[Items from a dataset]
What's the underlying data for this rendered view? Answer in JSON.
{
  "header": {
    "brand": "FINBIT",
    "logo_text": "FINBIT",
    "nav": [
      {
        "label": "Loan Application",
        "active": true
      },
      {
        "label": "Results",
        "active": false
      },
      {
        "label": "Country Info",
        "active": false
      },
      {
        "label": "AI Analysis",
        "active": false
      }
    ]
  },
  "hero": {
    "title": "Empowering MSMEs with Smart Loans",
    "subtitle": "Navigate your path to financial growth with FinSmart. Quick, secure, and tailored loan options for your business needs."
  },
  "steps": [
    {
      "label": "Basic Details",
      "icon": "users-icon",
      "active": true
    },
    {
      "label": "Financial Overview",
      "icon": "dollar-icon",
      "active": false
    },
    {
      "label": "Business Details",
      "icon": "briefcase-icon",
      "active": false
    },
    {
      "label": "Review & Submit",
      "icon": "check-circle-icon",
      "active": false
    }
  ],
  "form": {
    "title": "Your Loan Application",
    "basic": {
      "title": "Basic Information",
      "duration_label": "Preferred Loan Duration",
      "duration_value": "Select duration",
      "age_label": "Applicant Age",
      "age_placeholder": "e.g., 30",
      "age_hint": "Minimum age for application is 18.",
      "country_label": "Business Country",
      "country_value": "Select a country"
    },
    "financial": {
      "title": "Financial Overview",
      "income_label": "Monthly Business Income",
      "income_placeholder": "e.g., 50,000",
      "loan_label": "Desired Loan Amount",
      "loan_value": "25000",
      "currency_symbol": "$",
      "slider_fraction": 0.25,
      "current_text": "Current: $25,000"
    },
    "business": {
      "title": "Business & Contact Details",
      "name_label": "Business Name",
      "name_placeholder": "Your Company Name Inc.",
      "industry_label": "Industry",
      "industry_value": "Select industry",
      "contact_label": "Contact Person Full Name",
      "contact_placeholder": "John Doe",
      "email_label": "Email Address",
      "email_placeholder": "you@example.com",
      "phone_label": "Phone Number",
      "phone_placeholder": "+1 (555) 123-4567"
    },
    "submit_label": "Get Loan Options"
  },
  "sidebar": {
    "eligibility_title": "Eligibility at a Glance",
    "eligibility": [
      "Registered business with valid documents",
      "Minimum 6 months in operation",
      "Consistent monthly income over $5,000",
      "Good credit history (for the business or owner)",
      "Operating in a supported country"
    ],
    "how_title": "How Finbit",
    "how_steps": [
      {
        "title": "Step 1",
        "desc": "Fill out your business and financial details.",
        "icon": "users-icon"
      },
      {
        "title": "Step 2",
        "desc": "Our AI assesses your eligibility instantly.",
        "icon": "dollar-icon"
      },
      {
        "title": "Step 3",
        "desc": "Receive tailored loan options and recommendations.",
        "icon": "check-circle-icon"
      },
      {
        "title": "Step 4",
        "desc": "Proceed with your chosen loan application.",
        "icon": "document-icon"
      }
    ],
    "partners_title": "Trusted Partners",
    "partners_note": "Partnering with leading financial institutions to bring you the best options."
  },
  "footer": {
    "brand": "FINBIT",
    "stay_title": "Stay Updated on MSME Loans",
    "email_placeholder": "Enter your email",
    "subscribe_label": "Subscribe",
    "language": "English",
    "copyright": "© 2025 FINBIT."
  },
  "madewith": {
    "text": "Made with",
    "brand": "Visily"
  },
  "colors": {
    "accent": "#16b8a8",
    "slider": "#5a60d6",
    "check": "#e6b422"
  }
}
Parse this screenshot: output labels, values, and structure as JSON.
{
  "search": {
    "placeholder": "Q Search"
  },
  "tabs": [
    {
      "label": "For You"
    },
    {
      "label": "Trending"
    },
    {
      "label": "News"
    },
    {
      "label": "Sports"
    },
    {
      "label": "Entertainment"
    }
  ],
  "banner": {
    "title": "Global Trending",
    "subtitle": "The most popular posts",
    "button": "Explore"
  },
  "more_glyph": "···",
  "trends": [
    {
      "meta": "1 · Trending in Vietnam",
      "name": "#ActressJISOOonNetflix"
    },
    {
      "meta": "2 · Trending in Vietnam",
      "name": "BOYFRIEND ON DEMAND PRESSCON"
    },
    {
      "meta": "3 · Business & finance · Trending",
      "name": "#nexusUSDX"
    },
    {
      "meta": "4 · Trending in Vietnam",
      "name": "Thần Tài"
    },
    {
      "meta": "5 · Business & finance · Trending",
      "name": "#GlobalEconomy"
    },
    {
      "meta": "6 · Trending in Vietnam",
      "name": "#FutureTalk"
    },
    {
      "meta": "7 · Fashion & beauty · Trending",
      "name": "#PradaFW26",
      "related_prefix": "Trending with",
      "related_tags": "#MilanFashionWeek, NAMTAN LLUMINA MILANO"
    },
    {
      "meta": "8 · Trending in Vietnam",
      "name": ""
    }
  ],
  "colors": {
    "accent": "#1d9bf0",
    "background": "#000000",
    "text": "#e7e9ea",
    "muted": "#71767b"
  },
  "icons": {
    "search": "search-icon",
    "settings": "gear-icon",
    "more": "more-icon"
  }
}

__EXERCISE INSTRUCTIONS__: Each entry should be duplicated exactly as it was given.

__REPLY TO THE EXERCISE__:
What's the underlying data for this rendered view? Answer in JSON.
{
  "header": {
    "brand": "FINBIT",
    "logo_text": "FINBIT",
    "nav": [
      {
        "label": "Loan Application",
        "active": true
      },
      {
        "label": "Results",
        "active": false
      },
      {
        "label": "Country Info",
        "active": false
      },
      {
        "label": "AI Analysis",
        "active": false
      }
    ]
  },
  "hero": {
    "title": "Empowering MSMEs with Smart Loans",
    "subtitle": "Navigate your path to financial growth with FinSmart. Quick, secure, and tailored loan options for your business needs."
  },
  "steps": [
    {
      "label": "Basic Details",
      "icon": "users-icon",
      "active": true
    },
    {
      "label": "Financial Overview",
      "icon": "dollar-icon",
      "active": false
    },
    {
      "label": "Business Details",
      "icon": "briefcase-icon",
      "active": false
    },
    {
      "label": "Review & Submit",
      "icon": "check-circle-icon",
      "active": false
    }
  ],
  "form": {
    "title": "Your Loan Application",
    "basic": {
      "title": "Basic Information",
      "duration_label": "Preferred Loan Duration",
      "duration_value": "Select duration",
      "age_label": "Applicant Age",
      "age_placeholder": "e.g., 30",
      "age_hint": "Minimum age for application is 18.",
      "country_label": "Business Country",
      "country_value": "Select a country"
    },
    "financial": {
      "title": "Financial Overview",
      "income_label": "Monthly Business Income",
      "income_placeholder": "e.g., 50,000",
      "loan_label": "Desired Loan Amount",
      "loan_value": "25000",
      "currency_symbol": "$",
      "slider_fraction": 0.25,
      "current_text": "Current: $25,000"
    },
    "business": {
      "title": "Business & Contact Details",
      "name_label": "Business Name",
      "name_placeholder": "Your Company Name Inc.",
      "industry_label": "Industry",
      "industry_value": "Select industry",
      "contact_label": "Contact Person Full Name",
      "contact_placeholder": "John Doe",
      "email_label": "Email Address",
      "email_placeholder": "you@example.com",
      "phone_label": "Phone Number",
      "phone_placeholder": "+1 (555) 123-4567"
    },
    "submit_label": "Get Loan Options"
  },
  "sidebar": {
    "eligibility_title": "Eligibility at a Glance",
    "eligibility": [
      "Registered business with valid documents",
      "Minimum 6 months in operation",
      "Consistent monthly income over $5,000",
      "Good credit history (for the business or owner)",
      "Operating in a supported country"
    ],
    "how_title": "How Finbit",
    "how_steps": [
      {
        "title": "Step 1",
        "desc": "Fill out your business and financial details.",
        "icon": "users-icon"
      },
      {
        "title": "Step 2",
        "desc": "Our AI assesses your eligibility instantly.",
        "icon": "dollar-icon"
      },
      {
        "title": "Step 3",
        "desc": "Receive tailored loan options and recommendations.",
        "icon": "check-circle-icon"
      },
      {
        "title": "Step 4",
        "desc": "Proceed with your chosen loan application.",
        "icon": "document-icon"
      }
    ],
    "partners_title": "Trusted Partners",
    "partners_note": "Partnering with leading financial institutions to bring you the best options."
  },
  "footer": {
    "brand": "FINBIT",
    "stay_title": "Stay Updated on MSME Loans",
    "email_placeholder": "Enter your email",
    "subscribe_label": "Subscribe",
    "language": "English",
    "copyright": "© 2025 FINBIT."
  },
  "madewith": {
    "text": "Made with",
    "brand": "Visily"
  },
  "colors": {
    "accent": "#16b8a8",
    "slider": "#5a60d6",
    "check": "#e6b422"
  }
}
Parse this screenshot: output labels, values, and structure as JSON.
{
  "search": {
    "placeholder": "Q Search"
  },
  "tabs": [
    {
      "label": "For You"
    },
    {
      "label": "Trending"
    },
    {
      "label": "News"
    },
    {
      "label": "Sports"
    },
    {
      "label": "Entertainment"
    }
  ],
  "banner": {
    "title": "Global Trending",
    "subtitle": "The most popular posts",
    "button": "Explore"
  },
  "more_glyph": "···",
  "trends": [
    {
      "meta": "1 · Trending in Vietnam",
      "name": "#ActressJISOOonNetflix"
    },
    {
      "meta": "2 · Trending in Vietnam",
      "name": "BOYFRIEND ON DEMAND PRESSCON"
    },
    {
      "meta": "3 · Business & finance · Trending",
      "name": "#nexusUSDX"
    },
    {
      "meta": "4 · Trending in Vietnam",
      "name": "Thần Tài"
    },
    {
      "meta": "5 · Business & finance · Trending",
      "name": "#GlobalEconomy"
    },
    {
      "meta": "6 · Trending in Vietnam",
      "name": "#FutureTalk"
    },
    {
      "meta": "7 · Fashion & beauty · Trending",
      "name": "#PradaFW26",
      "related_prefix": "Trending with",
      "related_tags": "#MilanFashionWeek, NAMTAN LLUMINA MILANO"
    },
    {
      "meta": "8 · Trending in Vietnam",
      "name": ""
    }
  ],
  "colors": {
    "accent": "#1d9bf0",
    "background": "#000000",
    "text": "#e7e9ea",
    "muted": "#71767b"
  },
  "icons": {
    "search": "search-icon",
    "settings": "gear-icon",
    "more": "more-icon"
  }
}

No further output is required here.